START Information supplied

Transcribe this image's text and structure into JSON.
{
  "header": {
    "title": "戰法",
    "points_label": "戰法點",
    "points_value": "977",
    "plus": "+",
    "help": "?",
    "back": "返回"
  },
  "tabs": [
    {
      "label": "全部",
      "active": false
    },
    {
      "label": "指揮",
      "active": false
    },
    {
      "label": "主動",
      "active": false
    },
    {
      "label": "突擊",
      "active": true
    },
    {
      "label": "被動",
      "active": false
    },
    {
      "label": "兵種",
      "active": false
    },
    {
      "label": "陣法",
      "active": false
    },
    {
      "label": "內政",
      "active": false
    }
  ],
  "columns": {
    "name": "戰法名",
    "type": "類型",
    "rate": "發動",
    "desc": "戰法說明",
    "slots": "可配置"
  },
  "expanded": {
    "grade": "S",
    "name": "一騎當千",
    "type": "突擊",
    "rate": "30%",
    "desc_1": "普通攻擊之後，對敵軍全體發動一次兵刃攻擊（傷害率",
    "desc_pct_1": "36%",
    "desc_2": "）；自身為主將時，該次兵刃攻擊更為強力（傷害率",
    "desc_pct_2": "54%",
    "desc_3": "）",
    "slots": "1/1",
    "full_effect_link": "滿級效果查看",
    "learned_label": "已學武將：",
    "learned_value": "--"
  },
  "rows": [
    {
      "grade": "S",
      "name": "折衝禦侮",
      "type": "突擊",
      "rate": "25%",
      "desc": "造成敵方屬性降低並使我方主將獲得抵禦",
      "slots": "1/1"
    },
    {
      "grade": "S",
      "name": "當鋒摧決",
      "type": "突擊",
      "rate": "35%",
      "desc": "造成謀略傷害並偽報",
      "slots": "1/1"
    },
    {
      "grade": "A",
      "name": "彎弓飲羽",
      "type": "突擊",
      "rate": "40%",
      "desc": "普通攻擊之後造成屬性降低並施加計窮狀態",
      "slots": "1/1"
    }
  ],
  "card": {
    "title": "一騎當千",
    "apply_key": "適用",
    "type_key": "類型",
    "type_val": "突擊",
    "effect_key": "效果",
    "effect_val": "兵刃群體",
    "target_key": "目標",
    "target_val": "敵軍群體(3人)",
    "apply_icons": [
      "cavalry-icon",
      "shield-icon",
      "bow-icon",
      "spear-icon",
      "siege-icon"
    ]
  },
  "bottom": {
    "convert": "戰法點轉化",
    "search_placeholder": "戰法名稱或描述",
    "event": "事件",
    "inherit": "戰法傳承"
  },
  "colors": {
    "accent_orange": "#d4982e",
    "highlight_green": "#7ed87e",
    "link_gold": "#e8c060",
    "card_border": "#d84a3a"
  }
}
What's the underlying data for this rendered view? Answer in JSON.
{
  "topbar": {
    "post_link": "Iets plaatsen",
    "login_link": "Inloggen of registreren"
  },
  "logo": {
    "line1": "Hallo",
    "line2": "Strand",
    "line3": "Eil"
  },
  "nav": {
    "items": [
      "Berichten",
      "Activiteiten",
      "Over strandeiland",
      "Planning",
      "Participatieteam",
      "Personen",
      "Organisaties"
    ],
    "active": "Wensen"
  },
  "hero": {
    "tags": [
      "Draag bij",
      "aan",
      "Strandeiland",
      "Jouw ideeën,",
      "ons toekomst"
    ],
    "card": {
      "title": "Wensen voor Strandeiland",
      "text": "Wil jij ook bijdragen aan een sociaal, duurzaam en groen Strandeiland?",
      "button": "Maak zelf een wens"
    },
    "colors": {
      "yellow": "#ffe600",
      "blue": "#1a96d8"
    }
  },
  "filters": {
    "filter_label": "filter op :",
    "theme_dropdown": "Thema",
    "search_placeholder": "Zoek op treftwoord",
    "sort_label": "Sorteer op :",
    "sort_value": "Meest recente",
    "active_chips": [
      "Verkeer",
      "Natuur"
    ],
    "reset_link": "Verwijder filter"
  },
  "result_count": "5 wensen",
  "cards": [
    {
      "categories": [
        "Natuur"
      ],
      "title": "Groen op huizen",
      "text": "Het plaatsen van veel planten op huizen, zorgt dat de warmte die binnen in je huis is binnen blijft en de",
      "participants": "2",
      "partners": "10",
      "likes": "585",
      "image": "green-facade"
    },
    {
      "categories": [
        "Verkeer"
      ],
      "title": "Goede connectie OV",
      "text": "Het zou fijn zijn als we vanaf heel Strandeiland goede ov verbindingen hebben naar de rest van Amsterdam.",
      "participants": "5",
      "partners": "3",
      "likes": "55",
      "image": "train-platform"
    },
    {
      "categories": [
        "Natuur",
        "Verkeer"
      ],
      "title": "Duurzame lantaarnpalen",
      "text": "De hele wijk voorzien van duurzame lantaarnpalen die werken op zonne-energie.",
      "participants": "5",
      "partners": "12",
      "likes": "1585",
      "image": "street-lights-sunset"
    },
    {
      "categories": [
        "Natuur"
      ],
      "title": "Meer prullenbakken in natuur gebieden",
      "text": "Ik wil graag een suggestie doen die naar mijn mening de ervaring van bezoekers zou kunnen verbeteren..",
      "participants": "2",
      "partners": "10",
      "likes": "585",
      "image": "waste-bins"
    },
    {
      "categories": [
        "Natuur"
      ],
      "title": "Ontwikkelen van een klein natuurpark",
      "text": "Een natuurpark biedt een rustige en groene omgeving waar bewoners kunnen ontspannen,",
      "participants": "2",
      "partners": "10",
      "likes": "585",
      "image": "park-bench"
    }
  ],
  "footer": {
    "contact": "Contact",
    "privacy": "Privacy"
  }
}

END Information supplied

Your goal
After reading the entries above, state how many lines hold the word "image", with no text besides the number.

Output
6